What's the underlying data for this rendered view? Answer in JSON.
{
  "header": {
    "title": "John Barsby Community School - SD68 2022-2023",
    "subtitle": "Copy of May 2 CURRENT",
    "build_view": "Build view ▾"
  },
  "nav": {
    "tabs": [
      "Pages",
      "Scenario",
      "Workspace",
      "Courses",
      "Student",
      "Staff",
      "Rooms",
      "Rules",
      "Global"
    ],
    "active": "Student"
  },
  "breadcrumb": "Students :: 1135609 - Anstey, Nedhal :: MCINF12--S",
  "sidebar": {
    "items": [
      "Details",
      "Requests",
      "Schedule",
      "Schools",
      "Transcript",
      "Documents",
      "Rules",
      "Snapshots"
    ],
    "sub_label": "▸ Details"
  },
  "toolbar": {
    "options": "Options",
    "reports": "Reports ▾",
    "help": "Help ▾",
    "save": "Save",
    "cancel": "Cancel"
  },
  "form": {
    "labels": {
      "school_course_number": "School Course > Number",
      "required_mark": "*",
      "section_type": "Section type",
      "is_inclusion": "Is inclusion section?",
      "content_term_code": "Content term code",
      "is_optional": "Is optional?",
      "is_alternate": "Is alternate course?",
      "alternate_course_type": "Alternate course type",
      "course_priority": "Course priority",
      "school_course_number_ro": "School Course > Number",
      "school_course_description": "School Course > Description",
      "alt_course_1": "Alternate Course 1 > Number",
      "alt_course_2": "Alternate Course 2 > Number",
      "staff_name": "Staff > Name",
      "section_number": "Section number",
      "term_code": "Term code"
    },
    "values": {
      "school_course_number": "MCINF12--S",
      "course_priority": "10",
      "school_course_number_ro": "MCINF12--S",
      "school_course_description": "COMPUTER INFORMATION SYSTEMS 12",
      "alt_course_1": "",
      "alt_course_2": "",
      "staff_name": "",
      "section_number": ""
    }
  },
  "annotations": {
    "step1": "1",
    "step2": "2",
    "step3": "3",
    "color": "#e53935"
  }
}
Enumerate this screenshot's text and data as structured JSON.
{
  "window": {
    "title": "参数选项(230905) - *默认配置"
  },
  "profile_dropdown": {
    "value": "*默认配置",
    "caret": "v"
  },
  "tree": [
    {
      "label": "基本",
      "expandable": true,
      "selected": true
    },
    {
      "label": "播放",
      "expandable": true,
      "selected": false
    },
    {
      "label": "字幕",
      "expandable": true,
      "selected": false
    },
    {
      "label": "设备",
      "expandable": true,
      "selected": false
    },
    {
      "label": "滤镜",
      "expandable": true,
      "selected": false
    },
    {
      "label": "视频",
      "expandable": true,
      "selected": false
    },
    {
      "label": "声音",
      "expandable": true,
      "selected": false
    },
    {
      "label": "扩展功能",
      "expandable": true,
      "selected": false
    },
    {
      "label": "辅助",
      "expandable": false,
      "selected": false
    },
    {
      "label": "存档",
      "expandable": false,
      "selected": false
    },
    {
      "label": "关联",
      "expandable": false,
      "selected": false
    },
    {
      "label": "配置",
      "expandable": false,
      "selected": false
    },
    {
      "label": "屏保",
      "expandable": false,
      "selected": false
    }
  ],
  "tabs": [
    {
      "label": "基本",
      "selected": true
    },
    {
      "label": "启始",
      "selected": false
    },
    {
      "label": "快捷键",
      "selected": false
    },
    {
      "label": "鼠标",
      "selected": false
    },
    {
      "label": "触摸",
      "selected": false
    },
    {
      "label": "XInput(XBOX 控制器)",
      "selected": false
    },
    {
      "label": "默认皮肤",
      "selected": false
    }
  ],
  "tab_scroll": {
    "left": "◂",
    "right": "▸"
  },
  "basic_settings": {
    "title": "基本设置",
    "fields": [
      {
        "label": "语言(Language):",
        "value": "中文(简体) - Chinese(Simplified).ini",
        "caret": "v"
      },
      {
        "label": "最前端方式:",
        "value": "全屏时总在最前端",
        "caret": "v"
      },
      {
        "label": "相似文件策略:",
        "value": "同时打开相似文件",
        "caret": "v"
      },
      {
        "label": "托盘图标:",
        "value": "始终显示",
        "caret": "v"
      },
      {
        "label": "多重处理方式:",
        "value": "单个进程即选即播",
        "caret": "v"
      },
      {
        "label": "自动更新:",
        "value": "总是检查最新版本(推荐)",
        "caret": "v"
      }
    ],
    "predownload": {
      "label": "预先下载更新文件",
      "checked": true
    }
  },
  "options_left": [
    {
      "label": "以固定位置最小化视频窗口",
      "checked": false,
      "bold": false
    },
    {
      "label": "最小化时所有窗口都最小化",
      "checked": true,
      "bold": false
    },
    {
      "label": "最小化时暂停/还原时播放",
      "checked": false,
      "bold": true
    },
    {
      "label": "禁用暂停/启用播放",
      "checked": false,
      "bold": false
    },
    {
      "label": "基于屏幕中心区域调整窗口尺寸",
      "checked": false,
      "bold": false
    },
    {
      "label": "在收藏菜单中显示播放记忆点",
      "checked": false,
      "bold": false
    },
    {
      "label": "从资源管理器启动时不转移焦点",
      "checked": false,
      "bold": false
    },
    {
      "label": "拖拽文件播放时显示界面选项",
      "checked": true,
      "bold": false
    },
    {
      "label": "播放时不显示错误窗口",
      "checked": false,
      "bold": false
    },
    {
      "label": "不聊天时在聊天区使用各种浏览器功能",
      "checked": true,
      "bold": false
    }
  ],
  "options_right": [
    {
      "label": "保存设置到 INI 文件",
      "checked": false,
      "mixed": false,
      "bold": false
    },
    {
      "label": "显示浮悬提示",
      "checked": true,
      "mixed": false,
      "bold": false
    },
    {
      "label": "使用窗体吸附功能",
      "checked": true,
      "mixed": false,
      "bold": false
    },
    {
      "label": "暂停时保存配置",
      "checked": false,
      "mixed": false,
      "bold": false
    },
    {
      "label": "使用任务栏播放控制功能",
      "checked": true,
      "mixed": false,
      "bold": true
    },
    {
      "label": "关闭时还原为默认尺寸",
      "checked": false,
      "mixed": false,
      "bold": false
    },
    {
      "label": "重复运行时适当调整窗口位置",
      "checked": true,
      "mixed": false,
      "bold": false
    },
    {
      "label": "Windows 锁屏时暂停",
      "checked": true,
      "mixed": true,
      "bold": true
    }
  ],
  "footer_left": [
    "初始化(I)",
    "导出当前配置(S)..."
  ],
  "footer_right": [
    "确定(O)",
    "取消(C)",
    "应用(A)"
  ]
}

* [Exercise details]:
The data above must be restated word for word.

* [Task answer]:
What's the underlying data for this rendered view? Answer in JSON.
{
  "header": {
    "title": "John Barsby Community School - SD68 2022-2023",
    "subtitle": "Copy of May 2 CURRENT",
    "build_view": "Build view ▾"
  },
  "nav": {
    "tabs": [
      "Pages",
      "Scenario",
      "Workspace",
      "Courses",
      "Student",
      "Staff",
      "Rooms",
      "Rules",
      "Global"
    ],
    "active": "Student"
  },
  "breadcrumb": "Students :: 1135609 - Anstey, Nedhal :: MCINF12--S",
  "sidebar": {
    "items": [
      "Details",
      "Requests",
      "Schedule",
      "Schools",
      "Transcript",
      "Documents",
      "Rules",
      "Snapshots"
    ],
    "sub_label": "▸ Details"
  },
  "toolbar": {
    "options": "Options",
    "reports": "Reports ▾",
    "help": "Help ▾",
    "save": "Save",
    "cancel": "Cancel"
  },
  "form": {
    "labels": {
      "school_course_number": "School Course > Number",
      "required_mark": "*",
      "section_type": "Section type",
      "is_inclusion": "Is inclusion section?",
      "content_term_code": "Content term code",
      "is_optional": "Is optional?",
      "is_alternate": "Is alternate course?",
      "alternate_course_type": "Alternate course type",
      "course_priority": "Course priority",
      "school_course_number_ro": "School Course > Number",
      "school_course_description": "School Course > Description",
      "alt_course_1": "Alternate Course 1 > Number",
      "alt_course_2": "Alternate Course 2 > Number",
      "staff_name": "Staff > Name",
      "section_number": "Section number",
      "term_code": "Term code"
    },
    "values": {
      "school_course_number": "MCINF12--S",
      "course_priority": "10",
      "school_course_number_ro": "MCINF12--S",
      "school_course_description": "COMPUTER INFORMATION SYSTEMS 12",
      "alt_course_1": "",
      "alt_course_2": "",
      "staff_name": "",
      "section_number": ""
    }
  },
  "annotations": {
    "step1": "1",
    "step2": "2",
    "step3": "3",
    "color": "#e53935"
  }
}
Enumerate this screenshot's text and data as structured JSON.
{
  "window": {
    "title": "参数选项(230905) - *默认配置"
  },
  "profile_dropdown": {
    "value": "*默认配置",
    "caret": "v"
  },
  "tree": [
    {
      "label": "基本",
      "expandable": true,
      "selected": true
    },
    {
      "label": "播放",
      "expandable": true,
      "selected": false
    },
    {
      "label": "字幕",
      "expandable": true,
      "selected": false
    },
    {
      "label": "设备",
      "expandable": true,
      "selected": false
    },
    {
      "label": "滤镜",
      "expandable": true,
      "selected": false
    },
    {
      "label": "视频",
      "expandable": true,
      "selected": false
    },
    {
      "label": "声音",
      "expandable": true,
      "selected": false
    },
    {
      "label": "扩展功能",
      "expandable": true,
      "selected": false
    },
    {
      "label": "辅助",
      "expandable": false,
      "selected": false
    },
    {
      "label": "存档",
      "expandable": false,
      "selected": false
    },
    {
      "label": "关联",
      "expandable": false,
      "selected": false
    },
    {
      "label": "配置",
      "expandable": false,
      "selected": false
    },
    {
      "label": "屏保",
      "expandable": false,
      "selected": false
    }
  ],
  "tabs": [
    {
      "label": "基本",
      "selected": true
    },
    {
      "label": "启始",
      "selected": false
    },
    {
      "label": "快捷键",
      "selected": false
    },
    {
      "label": "鼠标",
      "selected": false
    },
    {
      "label": "触摸",
      "selected": false
    },
    {
      "label": "XInput(XBOX 控制器)",
      "selected": false
    },
    {
      "label": "默认皮肤",
      "selected": false
    }
  ],
  "tab_scroll": {
    "left": "◂",
    "right": "▸"
  },
  "basic_settings": {
    "title": "基本设置",
    "fields": [
      {
        "label": "语言(Language):",
        "value": "中文(简体) - Chinese(Simplified).ini",
        "caret": "v"
      },
      {
        "label": "最前端方式:",
        "value": "全屏时总在最前端",
        "caret": "v"
      },
      {
        "label": "相似文件策略:",
        "value": "同时打开相似文件",
        "caret": "v"
      },
      {
        "label": "托盘图标:",
        "value": "始终显示",
        "caret": "v"
      },
      {
        "label": "多重处理方式:",
        "value": "单个进程即选即播",
        "caret": "v"
      },
      {
        "label": "自动更新:",
        "value": "总是检查最新版本(推荐)",
        "caret": "v"
      }
    ],
    "predownload": {
      "label": "预先下载更新文件",
      "checked": true
    }
  },
  "options_left": [
    {
      "label": "以固定位置最小化视频窗口",
      "checked": false,
      "bold": false
    },
    {
      "label": "最小化时所有窗口都最小化",
      "checked": true,
      "bold": false
    },
    {
      "label": "最小化时暂停/还原时播放",
      "checked": false,
      "bold": true
    },
    {
      "label": "禁用暂停/启用播放",
      "checked": false,
      "bold": false
    },
    {
      "label": "基于屏幕中心区域调整窗口尺寸",
      "checked": false,
      "bold": false
    },
    {
      "label": "在收藏菜单中显示播放记忆点",
      "checked": false,
      "bold": false
    },
    {
      "label": "从资源管理器启动时不转移焦点",
      "checked": false,
      "bold": false
    },
    {
      "label": "拖拽文件播放时显示界面选项",
      "checked": true,
      "bold": false
    },
    {
      "label": "播放时不显示错误窗口",
      "checked": false,
      "bold": false
    },
    {
      "label": "不聊天时在聊天区使用各种浏览器功能",
      "checked": true,
      "bold": false
    }
  ],
  "options_right": [
    {
      "label": "保存设置到 INI 文件",
      "checked": false,
      "mixed": false,
      "bold": false
    },
    {
      "label": "显示浮悬提示",
      "checked": true,
      "mixed": false,
      "bold": false
    },
    {
      "label": "使用窗体吸附功能",
      "checked": true,
      "mixed": false,
      "bold": false
    },
    {
      "label": "暂停时保存配置",
      "checked": false,
      "mixed": false,
      "bold": false
    },
    {
      "label": "使用任务栏播放控制功能",
      "checked": true,
      "mixed": false,
      "bold": true
    },
    {
      "label": "关闭时还原为默认尺寸",
      "checked": false,
      "mixed": false,
      "bold": false
    },
    {
      "label": "重复运行时适当调整窗口位置",
      "checked": true,
      "mixed": false,
      "bold": false
    },
    {
      "label": "Windows 锁屏时暂停",
      "checked": true,
      "mixed": true,
      "bold": true
    }
  ],
  "footer_left": [
    "初始化(I)",
    "导出当前配置(S)..."
  ],
  "footer_right": [
    "确定(O)",
    "取消(C)",
    "应用(A)"
  ]
}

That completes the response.